According to a new study, nightmares and snoring can lead to a child developing a headache. The recent study published in the Journal of Craniomandibular Practice found that nightmares and snoring are linked to bruxism (grinding your teeth at night). “It is well documented that bruxism can lead to headaches,” says Dr Elliot Shevel, South Africa’s pioneer in the field of migraine surgery and the medical director of The Headache Clinic. “The causes of bruxism are largely unknown, but risk factors are anxiety, stress, caffeine, sleep apnoea, snoring, and fatigue.”
The aim of the study
The aim of the study was to investigate the routine, sleep history, and orofacial disorders associated with children between the ages of three and seven with nocturnal bruxism (grinding their teeth at night). Data about the children’s routine during the day, during sleep and awakening, headache frequency, temporomandibular joint, and hearing impairments were obtained through interviews with parents and caregivers. An electromyography examination – a diagnostic procedure to assess the health of muscles and the nerve cells that control them – was used to assess the activity of facial muscles. Multiple logistic regression, chi-square test, and T-test analyses were also performed. “This study confirms that snoring and nightmares may also lead to children grinding their teeth,” says Dr Shevel. This tension in turn can lead to headaches developing.
Symptoms and treatment for migraines

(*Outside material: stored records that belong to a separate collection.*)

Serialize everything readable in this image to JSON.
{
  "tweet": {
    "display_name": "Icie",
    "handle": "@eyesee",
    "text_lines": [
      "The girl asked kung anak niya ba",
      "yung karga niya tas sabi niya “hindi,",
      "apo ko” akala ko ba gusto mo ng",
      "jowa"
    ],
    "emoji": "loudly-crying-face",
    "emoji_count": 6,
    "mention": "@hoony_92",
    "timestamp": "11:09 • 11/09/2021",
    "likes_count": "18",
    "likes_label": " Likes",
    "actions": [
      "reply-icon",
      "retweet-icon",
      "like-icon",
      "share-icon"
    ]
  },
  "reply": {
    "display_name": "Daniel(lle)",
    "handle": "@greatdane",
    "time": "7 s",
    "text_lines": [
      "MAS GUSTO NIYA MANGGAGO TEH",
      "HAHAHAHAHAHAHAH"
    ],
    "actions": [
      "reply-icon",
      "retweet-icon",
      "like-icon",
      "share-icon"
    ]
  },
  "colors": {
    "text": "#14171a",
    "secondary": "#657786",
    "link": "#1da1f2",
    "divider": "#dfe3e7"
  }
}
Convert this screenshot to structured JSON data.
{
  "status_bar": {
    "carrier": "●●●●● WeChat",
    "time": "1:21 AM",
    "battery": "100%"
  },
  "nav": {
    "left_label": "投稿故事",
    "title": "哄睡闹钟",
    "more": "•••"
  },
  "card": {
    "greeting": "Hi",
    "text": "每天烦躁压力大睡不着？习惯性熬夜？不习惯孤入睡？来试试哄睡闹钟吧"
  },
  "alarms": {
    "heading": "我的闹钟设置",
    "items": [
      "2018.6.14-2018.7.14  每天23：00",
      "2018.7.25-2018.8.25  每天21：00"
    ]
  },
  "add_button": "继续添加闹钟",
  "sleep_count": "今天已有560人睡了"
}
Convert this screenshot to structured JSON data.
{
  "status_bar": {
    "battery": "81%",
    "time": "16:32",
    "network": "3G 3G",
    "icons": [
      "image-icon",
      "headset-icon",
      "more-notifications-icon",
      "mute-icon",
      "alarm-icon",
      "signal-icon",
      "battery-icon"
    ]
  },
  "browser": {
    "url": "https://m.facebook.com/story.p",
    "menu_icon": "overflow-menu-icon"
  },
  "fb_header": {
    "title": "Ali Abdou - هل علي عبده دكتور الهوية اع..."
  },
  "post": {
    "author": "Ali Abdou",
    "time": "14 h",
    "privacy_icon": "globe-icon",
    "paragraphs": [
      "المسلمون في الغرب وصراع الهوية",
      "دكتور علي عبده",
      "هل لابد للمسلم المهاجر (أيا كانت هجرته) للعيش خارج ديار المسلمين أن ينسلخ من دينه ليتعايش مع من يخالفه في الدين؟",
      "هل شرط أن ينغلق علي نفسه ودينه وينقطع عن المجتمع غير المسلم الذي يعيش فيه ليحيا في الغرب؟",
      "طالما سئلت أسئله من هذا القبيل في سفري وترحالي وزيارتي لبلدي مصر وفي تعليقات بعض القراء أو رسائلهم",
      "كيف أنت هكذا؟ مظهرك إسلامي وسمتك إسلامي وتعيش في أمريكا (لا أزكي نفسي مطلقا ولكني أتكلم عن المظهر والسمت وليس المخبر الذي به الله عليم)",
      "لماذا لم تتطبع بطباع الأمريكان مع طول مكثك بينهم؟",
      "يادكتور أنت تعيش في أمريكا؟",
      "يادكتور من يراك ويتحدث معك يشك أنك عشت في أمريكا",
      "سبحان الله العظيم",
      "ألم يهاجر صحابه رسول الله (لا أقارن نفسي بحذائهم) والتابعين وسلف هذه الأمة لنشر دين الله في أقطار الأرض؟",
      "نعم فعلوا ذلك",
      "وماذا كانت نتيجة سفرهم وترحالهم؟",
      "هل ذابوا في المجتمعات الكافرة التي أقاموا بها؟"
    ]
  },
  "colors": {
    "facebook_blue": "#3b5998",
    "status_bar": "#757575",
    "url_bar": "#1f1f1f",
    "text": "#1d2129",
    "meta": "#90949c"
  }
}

“We have found that muscle tension in the jaws, face, head, and neck are some of the major underlying causes of migraine,” says Dr Shevel. “Parents should consider treating the muscle tension in their kids to prevent migraine pain while addressing the underlying fear and insecurities causing their child’s nightmares.”